From the end of the war until 1966, Austria had been exclusively governed by a grand coalition led by the ÖVP, although in the stabilization of bourgeois rule the SPÖ played a more important role. The capitalist class had so discredited itself during the period of the Third Reich that it could maintain its rule only by making social and political concessions to the working class.
This enabled both the SPÖ and the ÖVP, whose own politics were basically of a social democratic character, to dominate the political arena. Between 1945 and 1999, the SPÖ was represented in all governments in coalition with the ÖVP, apart from four years, 1966-1970.
So long as such coalitions were bound up with concessions to the working class, this form of government led to relatively stable political conditions in Austria. But the "reforms" introduced in the 1980s changed the situation.

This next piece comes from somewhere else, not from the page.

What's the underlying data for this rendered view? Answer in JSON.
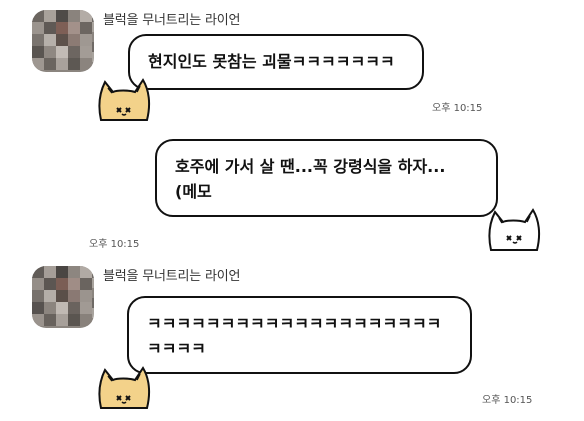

In common with all other European countries, previous social gains of the working class were drastically curtailed and the social climate deteriorated. The opening up of the European Union to Eastern Europe, the entry of Austria into the EU and the effects of globalisation reduced the possibility of concessions to the working class within the framework of the Austrian system of "social partnership."
While every succeeding government carried out fresh attacks on the country's social welfare system, the network of party and state bureaucrats in the leadership of economic and political circles tightened its grip over society, encouraging the growth of corruption. At the same time, the proportional system of representation was aimed at preserving the power of the bigger parties and preventing the emergence of any opposition to government policies.
Under these conditions, sections of the middle class felt that their social status and material well-being were under threat. It was amongst such layers that the FPÖ won new supporters and voters. Haider and the FPÖ combined social demagogy with racism and xenophobia, scape-goating immigrants for the problems confronting Austrian citizens.
The social democrats reacted to Haider's growing political influence by adopting his reactionary slogans, in order, as they said, to render him "redundant." In so doing, the SPÖ played a pivotal role in spreading the poison of racism through Austrian society and effecting a steady shift to the right in Austrian politics.